--- DATASET EXTRACT ---
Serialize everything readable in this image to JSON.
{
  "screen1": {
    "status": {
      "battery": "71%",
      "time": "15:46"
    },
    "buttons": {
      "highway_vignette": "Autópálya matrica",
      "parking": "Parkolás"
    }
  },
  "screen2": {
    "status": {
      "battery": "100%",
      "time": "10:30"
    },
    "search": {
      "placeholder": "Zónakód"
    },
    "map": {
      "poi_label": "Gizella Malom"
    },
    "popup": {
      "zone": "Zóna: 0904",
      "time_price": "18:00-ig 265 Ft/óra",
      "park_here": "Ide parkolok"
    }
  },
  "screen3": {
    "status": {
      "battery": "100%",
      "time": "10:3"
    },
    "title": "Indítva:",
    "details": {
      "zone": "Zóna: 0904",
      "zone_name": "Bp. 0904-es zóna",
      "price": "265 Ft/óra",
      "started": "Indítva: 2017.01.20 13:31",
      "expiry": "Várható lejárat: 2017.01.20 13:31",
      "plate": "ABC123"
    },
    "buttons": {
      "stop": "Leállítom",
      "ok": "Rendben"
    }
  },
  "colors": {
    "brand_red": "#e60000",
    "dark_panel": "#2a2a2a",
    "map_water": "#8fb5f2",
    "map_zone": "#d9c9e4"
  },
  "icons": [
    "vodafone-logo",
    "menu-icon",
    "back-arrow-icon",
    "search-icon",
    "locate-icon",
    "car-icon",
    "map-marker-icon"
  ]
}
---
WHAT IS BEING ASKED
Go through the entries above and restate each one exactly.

RESULT OF THIS TASK
Serialize everything readable in this image to JSON.
{
  "screen1": {
    "status": {
      "battery": "71%",
      "time": "15:46"
    },
    "buttons": {
      "highway_vignette": "Autópálya matrica",
      "parking": "Parkolás"
    }
  },
  "screen2": {
    "status": {
      "battery": "100%",
      "time": "10:30"
    },
    "search": {
      "placeholder": "Zónakód"
    },
    "map": {
      "poi_label": "Gizella Malom"
    },
    "popup": {
      "zone": "Zóna: 0904",
      "time_price": "18:00-ig 265 Ft/óra",
      "park_here": "Ide parkolok"
    }
  },
  "screen3": {
    "status": {
      "battery": "100%",
      "time": "10:3"
    },
    "title": "Indítva:",
    "details": {
      "zone": "Zóna: 0904",
      "zone_name": "Bp. 0904-es zóna",
      "price": "265 Ft/óra",
      "started": "Indítva: 2017.01.20 13:31",
      "expiry": "Várható lejárat: 2017.01.20 13:31",
      "plate": "ABC123"
    },
    "buttons": {
      "stop": "Leállítom",
      "ok": "Rendben"
    }
  },
  "colors": {
    "brand_red": "#e60000",
    "dark_panel": "#2a2a2a",
    "map_water": "#8fb5f2",
    "map_zone": "#d9c9e4"
  },
  "icons": [
    "vodafone-logo",
    "menu-icon",
    "back-arrow-icon",
    "search-icon",
    "locate-icon",
    "car-icon",
    "map-marker-icon"
  ]
}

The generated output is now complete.